**What you will do**
Where a line of the data below has the string "enabled", copy that line.

Records excerpted from a collection

---

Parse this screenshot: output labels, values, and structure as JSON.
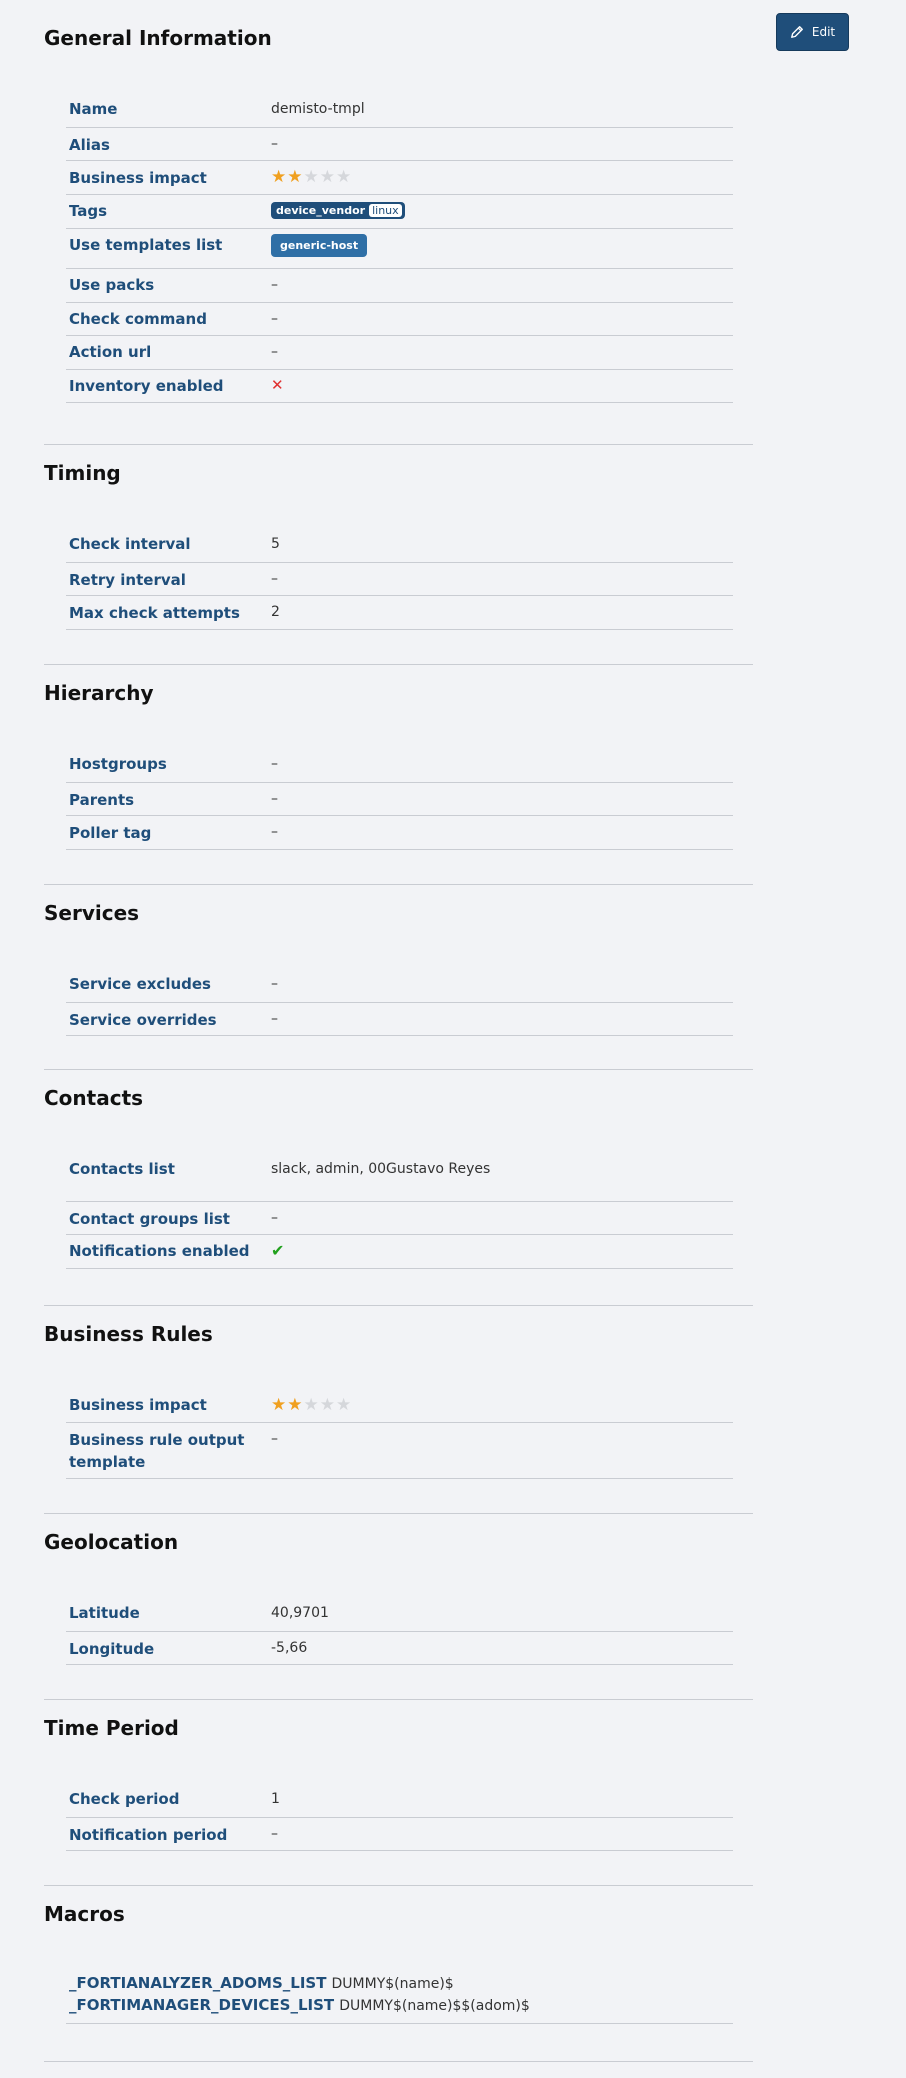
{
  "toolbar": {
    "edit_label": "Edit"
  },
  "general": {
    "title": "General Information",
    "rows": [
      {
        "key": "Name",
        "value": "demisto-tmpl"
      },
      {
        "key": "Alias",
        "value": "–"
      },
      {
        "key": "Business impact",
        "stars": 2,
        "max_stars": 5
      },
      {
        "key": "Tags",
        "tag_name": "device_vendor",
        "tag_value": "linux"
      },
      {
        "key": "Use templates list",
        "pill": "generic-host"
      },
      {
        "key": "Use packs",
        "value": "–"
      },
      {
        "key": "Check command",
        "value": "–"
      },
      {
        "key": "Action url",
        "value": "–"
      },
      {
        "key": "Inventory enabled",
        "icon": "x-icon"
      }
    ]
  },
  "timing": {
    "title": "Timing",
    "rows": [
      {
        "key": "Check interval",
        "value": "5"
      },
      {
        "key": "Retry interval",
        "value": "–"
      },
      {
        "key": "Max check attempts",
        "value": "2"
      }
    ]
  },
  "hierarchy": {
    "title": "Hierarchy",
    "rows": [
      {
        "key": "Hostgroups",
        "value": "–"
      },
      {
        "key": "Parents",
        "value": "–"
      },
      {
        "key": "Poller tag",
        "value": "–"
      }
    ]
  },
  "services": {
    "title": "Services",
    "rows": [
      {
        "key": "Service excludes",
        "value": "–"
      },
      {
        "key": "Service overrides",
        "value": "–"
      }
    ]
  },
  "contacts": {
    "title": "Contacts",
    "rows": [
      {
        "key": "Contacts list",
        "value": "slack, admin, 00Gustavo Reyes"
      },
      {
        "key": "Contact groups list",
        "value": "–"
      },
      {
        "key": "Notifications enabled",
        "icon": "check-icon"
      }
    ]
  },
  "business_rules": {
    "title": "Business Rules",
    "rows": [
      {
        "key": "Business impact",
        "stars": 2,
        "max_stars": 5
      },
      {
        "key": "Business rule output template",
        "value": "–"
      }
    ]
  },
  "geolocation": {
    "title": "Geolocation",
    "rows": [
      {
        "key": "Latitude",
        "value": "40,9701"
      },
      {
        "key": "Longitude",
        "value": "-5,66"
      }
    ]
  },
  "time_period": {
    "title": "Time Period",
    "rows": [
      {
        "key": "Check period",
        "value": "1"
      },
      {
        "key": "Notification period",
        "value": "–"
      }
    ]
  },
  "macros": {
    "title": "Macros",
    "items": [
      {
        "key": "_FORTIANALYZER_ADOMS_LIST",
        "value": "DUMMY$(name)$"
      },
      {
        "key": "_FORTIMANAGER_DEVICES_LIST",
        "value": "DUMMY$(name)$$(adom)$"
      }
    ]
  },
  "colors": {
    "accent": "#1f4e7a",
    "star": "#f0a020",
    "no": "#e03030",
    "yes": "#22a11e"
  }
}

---

**Exercise response**
        "key": "Inventory enabled",
        "key": "Notifications enabled",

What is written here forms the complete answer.